What to work on:
Report each line from the data below that holds the word "增强材料".

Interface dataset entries
-*-

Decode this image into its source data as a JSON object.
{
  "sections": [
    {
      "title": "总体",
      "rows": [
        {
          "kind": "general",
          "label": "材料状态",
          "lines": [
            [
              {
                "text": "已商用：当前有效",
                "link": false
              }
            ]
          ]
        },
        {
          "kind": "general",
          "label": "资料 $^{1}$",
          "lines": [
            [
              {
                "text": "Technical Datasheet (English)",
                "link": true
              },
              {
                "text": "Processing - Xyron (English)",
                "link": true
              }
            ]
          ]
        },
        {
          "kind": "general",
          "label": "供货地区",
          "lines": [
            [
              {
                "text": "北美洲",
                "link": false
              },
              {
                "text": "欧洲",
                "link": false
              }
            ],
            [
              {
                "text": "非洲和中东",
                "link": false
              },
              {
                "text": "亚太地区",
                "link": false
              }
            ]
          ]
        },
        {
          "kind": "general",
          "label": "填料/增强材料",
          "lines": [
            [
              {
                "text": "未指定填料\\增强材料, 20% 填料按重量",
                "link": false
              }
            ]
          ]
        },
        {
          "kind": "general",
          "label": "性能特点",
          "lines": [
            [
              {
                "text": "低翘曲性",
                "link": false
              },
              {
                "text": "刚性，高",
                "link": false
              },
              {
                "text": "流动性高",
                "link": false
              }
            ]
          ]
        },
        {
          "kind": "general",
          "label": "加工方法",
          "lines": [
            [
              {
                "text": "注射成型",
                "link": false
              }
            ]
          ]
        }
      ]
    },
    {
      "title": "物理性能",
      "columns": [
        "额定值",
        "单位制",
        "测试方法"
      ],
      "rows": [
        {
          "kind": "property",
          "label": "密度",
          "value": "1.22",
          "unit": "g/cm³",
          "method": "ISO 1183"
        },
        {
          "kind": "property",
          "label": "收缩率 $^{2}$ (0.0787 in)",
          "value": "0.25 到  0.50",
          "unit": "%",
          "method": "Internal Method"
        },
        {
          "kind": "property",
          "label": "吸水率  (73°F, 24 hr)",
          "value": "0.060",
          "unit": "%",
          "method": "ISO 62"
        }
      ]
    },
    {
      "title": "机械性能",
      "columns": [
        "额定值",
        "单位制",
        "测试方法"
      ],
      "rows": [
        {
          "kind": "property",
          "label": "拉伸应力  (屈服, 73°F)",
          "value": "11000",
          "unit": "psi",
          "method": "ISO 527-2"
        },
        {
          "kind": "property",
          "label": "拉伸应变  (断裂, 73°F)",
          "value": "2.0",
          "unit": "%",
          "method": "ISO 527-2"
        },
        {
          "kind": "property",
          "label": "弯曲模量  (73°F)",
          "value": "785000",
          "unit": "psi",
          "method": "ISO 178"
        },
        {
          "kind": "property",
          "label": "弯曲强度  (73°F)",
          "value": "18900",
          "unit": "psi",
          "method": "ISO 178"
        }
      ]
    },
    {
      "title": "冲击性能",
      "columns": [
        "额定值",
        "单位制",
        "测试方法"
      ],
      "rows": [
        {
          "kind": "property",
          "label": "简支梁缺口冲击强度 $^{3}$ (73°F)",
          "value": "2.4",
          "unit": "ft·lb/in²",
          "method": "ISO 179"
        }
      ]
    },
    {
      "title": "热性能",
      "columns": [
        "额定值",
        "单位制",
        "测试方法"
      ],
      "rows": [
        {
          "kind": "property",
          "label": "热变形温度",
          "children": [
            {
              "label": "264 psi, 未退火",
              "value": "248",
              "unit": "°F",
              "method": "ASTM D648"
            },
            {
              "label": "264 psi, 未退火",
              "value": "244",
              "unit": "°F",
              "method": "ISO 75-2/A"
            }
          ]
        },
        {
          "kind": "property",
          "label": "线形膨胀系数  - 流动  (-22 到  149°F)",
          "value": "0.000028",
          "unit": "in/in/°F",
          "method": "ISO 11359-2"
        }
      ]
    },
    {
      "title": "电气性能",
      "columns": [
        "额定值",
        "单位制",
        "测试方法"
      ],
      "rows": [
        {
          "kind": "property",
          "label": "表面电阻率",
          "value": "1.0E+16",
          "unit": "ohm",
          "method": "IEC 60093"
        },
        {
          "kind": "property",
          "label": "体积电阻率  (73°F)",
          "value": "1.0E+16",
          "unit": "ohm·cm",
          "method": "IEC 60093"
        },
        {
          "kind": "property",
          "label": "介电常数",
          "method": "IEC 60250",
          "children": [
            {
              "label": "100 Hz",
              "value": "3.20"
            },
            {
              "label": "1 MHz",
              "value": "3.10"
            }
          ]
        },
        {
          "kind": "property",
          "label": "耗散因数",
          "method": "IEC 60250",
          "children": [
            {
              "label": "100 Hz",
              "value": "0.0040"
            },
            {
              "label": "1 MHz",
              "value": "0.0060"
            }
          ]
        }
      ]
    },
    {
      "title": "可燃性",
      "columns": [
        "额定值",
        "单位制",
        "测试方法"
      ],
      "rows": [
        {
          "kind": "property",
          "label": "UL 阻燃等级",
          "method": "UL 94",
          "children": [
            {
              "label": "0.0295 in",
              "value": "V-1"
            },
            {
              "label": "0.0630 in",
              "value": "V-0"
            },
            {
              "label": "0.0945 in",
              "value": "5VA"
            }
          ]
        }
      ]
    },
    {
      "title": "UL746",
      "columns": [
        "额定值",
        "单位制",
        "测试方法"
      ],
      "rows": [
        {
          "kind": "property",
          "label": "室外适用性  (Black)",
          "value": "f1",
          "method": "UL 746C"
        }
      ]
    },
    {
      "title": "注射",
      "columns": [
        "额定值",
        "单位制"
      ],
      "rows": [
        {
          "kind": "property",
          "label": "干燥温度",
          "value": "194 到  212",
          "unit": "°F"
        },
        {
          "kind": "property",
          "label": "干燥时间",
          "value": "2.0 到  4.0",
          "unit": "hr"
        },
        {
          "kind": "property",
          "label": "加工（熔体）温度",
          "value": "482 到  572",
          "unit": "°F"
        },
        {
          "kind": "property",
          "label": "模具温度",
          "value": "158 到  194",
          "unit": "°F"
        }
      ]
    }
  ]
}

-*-

Written solution:
          "label": "填料/增强材料",
                "text": "未指定填料\\增强材料, 20% 填料按重量",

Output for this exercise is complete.